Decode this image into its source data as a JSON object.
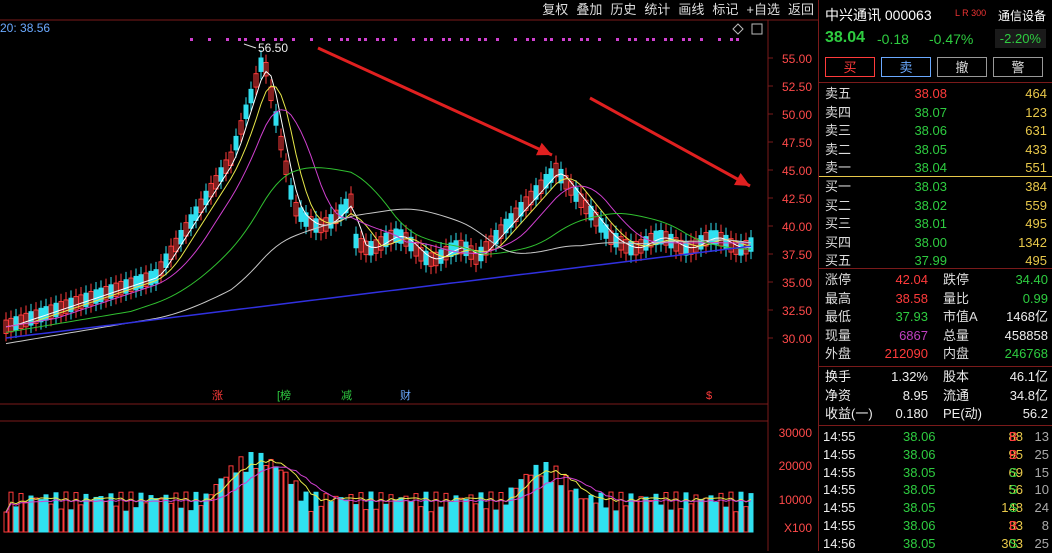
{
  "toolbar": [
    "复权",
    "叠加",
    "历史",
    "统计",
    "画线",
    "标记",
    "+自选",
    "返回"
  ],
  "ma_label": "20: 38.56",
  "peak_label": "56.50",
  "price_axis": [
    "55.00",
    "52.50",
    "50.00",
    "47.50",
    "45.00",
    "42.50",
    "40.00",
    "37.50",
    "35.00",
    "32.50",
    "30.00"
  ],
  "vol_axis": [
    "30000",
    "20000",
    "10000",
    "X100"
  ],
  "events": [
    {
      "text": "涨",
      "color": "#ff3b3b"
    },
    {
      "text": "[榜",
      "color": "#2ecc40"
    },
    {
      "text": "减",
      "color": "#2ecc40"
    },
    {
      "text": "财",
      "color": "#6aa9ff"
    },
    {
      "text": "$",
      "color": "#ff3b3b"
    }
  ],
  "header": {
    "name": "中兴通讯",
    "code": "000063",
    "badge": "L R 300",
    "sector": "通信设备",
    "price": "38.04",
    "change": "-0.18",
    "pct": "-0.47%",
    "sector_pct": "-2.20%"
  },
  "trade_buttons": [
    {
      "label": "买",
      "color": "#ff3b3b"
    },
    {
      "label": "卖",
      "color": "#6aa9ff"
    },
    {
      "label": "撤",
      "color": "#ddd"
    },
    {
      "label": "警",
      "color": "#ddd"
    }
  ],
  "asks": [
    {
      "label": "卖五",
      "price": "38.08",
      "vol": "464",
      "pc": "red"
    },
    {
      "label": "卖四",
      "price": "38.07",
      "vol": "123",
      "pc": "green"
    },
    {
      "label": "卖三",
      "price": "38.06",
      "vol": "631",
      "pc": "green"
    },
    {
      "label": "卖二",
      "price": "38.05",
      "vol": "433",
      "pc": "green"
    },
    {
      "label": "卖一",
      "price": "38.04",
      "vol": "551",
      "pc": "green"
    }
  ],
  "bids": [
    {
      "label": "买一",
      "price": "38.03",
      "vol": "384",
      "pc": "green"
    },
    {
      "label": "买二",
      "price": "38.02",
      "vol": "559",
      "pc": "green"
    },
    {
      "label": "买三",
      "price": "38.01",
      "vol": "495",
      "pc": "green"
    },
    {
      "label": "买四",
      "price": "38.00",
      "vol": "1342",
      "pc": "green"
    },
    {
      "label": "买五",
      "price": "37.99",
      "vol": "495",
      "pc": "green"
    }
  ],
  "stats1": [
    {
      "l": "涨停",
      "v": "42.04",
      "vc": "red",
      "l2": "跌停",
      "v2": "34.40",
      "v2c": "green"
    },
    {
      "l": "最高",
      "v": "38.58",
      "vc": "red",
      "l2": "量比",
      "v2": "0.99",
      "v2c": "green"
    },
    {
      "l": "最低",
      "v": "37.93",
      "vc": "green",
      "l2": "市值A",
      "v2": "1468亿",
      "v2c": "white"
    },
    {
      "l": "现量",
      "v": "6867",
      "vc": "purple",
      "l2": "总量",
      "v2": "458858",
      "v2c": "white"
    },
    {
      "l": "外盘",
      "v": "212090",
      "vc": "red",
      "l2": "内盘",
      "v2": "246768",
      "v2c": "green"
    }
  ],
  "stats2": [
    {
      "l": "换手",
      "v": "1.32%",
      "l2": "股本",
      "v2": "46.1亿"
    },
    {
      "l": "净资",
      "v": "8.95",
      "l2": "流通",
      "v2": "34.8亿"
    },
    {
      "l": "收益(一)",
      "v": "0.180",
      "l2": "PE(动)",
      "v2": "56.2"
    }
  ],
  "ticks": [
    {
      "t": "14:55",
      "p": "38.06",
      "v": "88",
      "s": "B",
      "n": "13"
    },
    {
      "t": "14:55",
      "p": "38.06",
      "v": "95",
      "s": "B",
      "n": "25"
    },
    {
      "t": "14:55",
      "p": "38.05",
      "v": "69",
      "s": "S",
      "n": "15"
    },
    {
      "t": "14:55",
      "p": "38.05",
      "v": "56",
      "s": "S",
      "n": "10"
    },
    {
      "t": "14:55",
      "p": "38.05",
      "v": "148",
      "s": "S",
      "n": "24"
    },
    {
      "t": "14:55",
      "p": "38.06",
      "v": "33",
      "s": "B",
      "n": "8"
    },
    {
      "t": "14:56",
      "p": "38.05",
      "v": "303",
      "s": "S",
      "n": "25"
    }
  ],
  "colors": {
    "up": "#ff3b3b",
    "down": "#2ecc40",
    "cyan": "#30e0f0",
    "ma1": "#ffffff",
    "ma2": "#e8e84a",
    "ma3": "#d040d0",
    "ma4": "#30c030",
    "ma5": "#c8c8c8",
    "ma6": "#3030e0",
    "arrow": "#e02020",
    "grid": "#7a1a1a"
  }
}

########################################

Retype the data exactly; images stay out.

Decode this image into its source data as a JSON object.
{
  "toolbar": [
    "复权",
    "叠加",
    "历史",
    "统计",
    "画线",
    "标记",
    "+自选",
    "返回"
  ],
  "ma_label": "20: 38.56",
  "peak_label": "56.50",
  "price_axis": [
    "55.00",
    "52.50",
    "50.00",
    "47.50",
    "45.00",
    "42.50",
    "40.00",
    "37.50",
    "35.00",
    "32.50",
    "30.00"
  ],
  "vol_axis": [
    "30000",
    "20000",
    "10000",
    "X100"
  ],
  "events": [
    {
      "text": "涨",
      "color": "#ff3b3b"
    },
    {
      "text": "[榜",
      "color": "#2ecc40"
    },
    {
      "text": "减",
      "color": "#2ecc40"
    },
    {
      "text": "财",
      "color": "#6aa9ff"
    },
    {
      "text": "$",
      "color": "#ff3b3b"
    }
  ],
  "header": {
    "name": "中兴通讯",
    "code": "000063",
    "badge": "L R 300",
    "sector": "通信设备",
    "price": "38.04",
    "change": "-0.18",
    "pct": "-0.47%",
    "sector_pct": "-2.20%"
  },
  "trade_buttons": [
    {
      "label": "买",
      "color": "#ff3b3b"
    },
    {
      "label": "卖",
      "color": "#6aa9ff"
    },
    {
      "label": "撤",
      "color": "#ddd"
    },
    {
      "label": "警",
      "color": "#ddd"
    }
  ],
  "asks": [
    {
      "label": "卖五",
      "price": "38.08",
      "vol": "464",
      "pc": "red"
    },
    {
      "label": "卖四",
      "price": "38.07",
      "vol": "123",
      "pc": "green"
    },
    {
      "label": "卖三",
      "price": "38.06",
      "vol": "631",
      "pc": "green"
    },
    {
      "label": "卖二",
      "price": "38.05",
      "vol": "433",
      "pc": "green"
    },
    {
      "label": "卖一",
      "price": "38.04",
      "vol": "551",
      "pc": "green"
    }
  ],
  "bids": [
    {
      "label": "买一",
      "price": "38.03",
      "vol": "384",
      "pc": "green"
    },
    {
      "label": "买二",
      "price": "38.02",
      "vol": "559",
      "pc": "green"
    },
    {
      "label": "买三",
      "price": "38.01",
      "vol": "495",
      "pc": "green"
    },
    {
      "label": "买四",
      "price": "38.00",
      "vol": "1342",
      "pc": "green"
    },
    {
      "label": "买五",
      "price": "37.99",
      "vol": "495",
      "pc": "green"
    }
  ],
  "stats1": [
    {
      "l": "涨停",
      "v": "42.04",
      "vc": "red",
      "l2": "跌停",
      "v2": "34.40",
      "v2c": "green"
    },
    {
      "l": "最高",
      "v": "38.58",
      "vc": "red",
      "l2": "量比",
      "v2": "0.99",
      "v2c": "green"
    },
    {
      "l": "最低",
      "v": "37.93",
      "vc": "green",
      "l2": "市值A",
      "v2": "1468亿",
      "v2c": "white"
    },
    {
      "l": "现量",
      "v": "6867",
      "vc": "purple",
      "l2": "总量",
      "v2": "458858",
      "v2c": "white"
    },
    {
      "l": "外盘",
      "v": "212090",
      "vc": "red",
      "l2": "内盘",
      "v2": "246768",
      "v2c": "green"
    }
  ],
  "stats2": [
    {
      "l": "换手",
      "v": "1.32%",
      "l2": "股本",
      "v2": "46.1亿"
    },
    {
      "l": "净资",
      "v": "8.95",
      "l2": "流通",
      "v2": "34.8亿"
    },
    {
      "l": "收益(一)",
      "v": "0.180",
      "l2": "PE(动)",
      "v2": "56.2"
    }
  ],
  "ticks": [
    {
      "t": "14:55",
      "p": "38.06",
      "v": "88",
      "s": "B",
      "n": "13"
    },
    {
      "t": "14:55",
      "p": "38.06",
      "v": "95",
      "s": "B",
      "n": "25"
    },
    {
      "t": "14:55",
      "p": "38.05",
      "v": "69",
      "s": "S",
      "n": "15"
    },
    {
      "t": "14:55",
      "p": "38.05",
      "v": "56",
      "s": "S",
      "n": "10"
    },
    {
      "t": "14:55",
      "p": "38.05",
      "v": "148",
      "s": "S",
      "n": "24"
    },
    {
      "t": "14:55",
      "p": "38.06",
      "v": "33",
      "s": "B",
      "n": "8"
    },
    {
      "t": "14:56",
      "p": "38.05",
      "v": "303",
      "s": "S",
      "n": "25"
    }
  ],
  "colors": {
    "up": "#ff3b3b",
    "down": "#2ecc40",
    "cyan": "#30e0f0",
    "ma1": "#ffffff",
    "ma2": "#e8e84a",
    "ma3": "#d040d0",
    "ma4": "#30c030",
    "ma5": "#c8c8c8",
    "ma6": "#3030e0",
    "arrow": "#e02020",
    "grid": "#7a1a1a"
  }
}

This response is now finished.